(RECORDED DATA begins)

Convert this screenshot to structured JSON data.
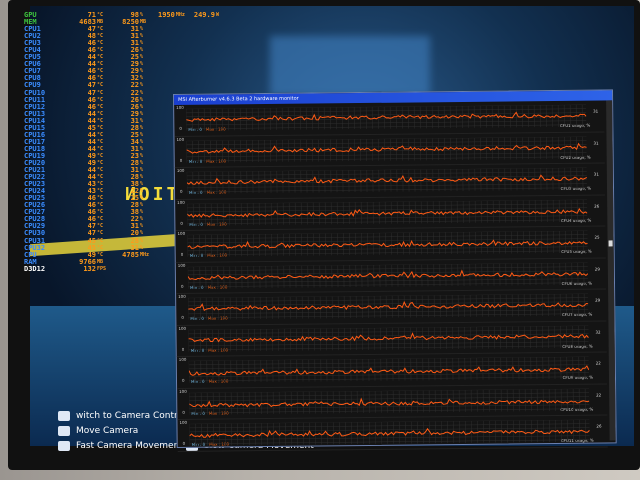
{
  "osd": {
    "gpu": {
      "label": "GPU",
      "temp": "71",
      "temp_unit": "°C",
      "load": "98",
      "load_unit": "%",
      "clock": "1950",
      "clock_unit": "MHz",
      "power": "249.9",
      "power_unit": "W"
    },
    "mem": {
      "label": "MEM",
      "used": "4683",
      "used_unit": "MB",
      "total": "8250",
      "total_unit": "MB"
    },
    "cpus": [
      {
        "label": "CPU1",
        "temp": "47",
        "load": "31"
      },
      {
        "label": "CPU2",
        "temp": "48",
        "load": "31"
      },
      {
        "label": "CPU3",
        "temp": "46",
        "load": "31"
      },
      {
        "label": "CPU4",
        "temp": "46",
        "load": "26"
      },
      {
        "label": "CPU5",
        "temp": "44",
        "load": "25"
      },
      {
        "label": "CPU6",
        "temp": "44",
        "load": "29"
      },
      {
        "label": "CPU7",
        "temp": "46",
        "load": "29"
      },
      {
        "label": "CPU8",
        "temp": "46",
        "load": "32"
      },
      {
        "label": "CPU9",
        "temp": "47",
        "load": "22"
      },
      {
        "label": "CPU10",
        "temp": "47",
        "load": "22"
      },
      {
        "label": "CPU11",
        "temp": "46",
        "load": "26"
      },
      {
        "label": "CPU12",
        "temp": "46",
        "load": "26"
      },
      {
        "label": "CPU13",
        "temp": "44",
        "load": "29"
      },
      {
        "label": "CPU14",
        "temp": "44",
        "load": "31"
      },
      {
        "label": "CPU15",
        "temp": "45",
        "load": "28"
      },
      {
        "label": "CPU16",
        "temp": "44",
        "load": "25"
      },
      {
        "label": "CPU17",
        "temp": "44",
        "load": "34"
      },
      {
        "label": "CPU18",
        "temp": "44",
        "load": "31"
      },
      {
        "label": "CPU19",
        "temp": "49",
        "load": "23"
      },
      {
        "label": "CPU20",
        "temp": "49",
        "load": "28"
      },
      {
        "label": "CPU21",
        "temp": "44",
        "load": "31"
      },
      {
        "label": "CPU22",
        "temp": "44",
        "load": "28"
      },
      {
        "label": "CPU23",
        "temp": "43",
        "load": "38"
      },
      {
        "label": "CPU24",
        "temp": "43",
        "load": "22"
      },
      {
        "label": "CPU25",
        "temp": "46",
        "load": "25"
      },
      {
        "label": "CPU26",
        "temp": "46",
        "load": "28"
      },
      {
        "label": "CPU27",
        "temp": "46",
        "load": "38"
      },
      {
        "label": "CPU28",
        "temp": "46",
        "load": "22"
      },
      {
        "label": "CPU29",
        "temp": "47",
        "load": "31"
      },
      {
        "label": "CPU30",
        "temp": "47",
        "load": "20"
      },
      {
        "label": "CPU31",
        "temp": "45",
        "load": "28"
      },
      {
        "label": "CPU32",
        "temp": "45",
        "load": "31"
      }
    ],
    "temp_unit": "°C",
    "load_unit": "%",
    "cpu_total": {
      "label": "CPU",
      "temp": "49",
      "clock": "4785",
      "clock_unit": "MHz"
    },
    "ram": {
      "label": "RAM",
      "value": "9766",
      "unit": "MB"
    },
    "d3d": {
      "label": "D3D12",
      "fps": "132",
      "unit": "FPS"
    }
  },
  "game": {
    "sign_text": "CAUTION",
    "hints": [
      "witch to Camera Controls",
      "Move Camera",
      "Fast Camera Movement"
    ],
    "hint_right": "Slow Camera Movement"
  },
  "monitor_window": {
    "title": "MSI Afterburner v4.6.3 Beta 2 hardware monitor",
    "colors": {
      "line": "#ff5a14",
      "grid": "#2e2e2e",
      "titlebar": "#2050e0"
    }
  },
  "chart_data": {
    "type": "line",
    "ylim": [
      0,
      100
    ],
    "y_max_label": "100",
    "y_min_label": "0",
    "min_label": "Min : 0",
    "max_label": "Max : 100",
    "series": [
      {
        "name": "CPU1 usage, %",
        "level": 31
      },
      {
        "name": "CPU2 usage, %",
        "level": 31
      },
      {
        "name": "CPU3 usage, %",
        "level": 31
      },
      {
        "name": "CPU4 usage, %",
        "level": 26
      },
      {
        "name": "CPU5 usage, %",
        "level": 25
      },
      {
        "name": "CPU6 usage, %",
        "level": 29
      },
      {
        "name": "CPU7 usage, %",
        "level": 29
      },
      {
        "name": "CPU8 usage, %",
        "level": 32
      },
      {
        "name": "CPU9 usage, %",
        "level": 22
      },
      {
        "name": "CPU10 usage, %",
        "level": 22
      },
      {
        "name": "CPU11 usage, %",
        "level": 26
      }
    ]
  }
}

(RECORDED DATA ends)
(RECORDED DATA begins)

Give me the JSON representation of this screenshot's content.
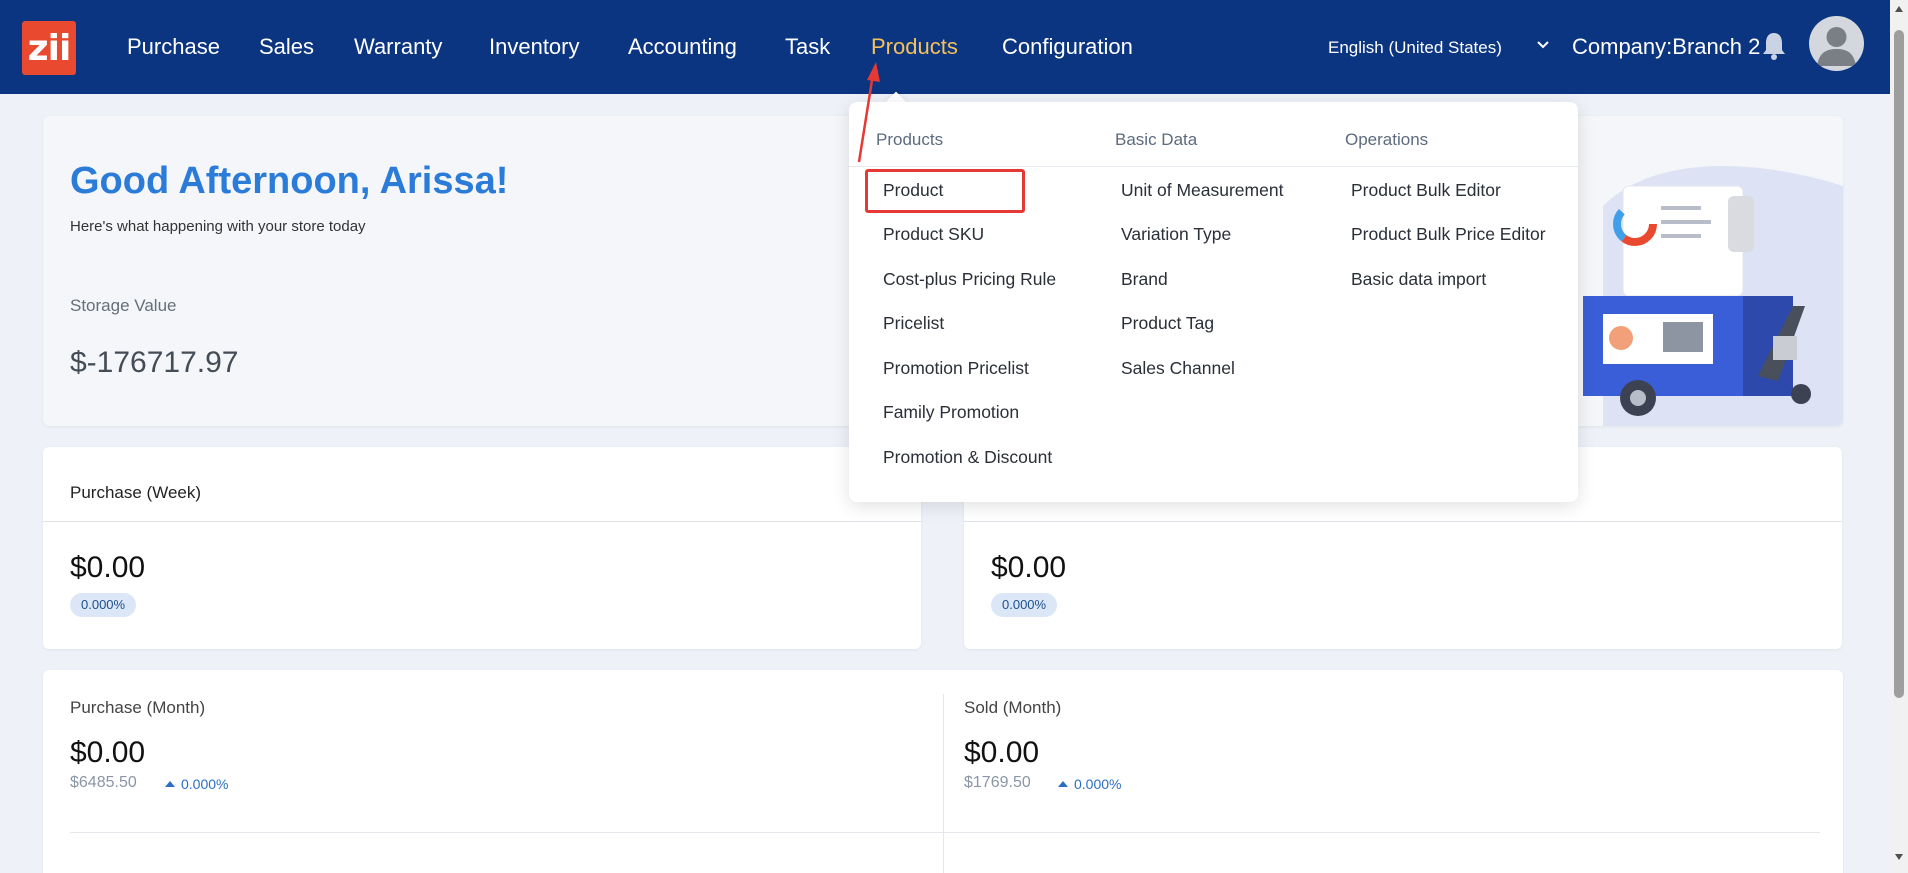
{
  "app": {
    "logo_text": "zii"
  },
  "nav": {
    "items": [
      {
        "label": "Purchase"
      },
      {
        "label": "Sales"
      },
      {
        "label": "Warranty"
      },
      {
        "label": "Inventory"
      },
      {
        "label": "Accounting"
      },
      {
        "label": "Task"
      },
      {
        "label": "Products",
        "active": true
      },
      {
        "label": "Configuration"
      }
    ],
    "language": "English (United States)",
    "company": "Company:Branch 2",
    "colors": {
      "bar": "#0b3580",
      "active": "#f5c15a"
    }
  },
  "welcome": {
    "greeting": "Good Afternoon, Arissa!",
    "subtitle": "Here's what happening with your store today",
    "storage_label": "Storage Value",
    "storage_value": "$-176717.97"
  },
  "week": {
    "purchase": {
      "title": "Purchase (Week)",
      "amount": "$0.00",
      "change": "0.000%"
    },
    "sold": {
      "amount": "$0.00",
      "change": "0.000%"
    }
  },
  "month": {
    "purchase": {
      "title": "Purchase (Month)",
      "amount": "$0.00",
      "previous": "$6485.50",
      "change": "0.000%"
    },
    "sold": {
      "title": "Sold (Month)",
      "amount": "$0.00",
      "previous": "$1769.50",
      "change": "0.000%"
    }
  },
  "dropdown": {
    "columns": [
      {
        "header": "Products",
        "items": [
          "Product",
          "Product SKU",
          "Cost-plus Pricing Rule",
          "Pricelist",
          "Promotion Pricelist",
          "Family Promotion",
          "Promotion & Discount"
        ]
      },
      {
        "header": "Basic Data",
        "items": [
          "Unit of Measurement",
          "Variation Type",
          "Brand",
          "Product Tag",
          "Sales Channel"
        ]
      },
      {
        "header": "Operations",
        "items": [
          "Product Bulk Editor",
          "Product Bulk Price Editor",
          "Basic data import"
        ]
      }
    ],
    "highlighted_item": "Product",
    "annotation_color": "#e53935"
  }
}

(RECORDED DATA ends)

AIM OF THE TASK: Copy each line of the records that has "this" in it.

RESULT OF THE EXERCISE:
Convert this screenshot to structured JSON data.
Give me the JSON representation of this screenshot's content.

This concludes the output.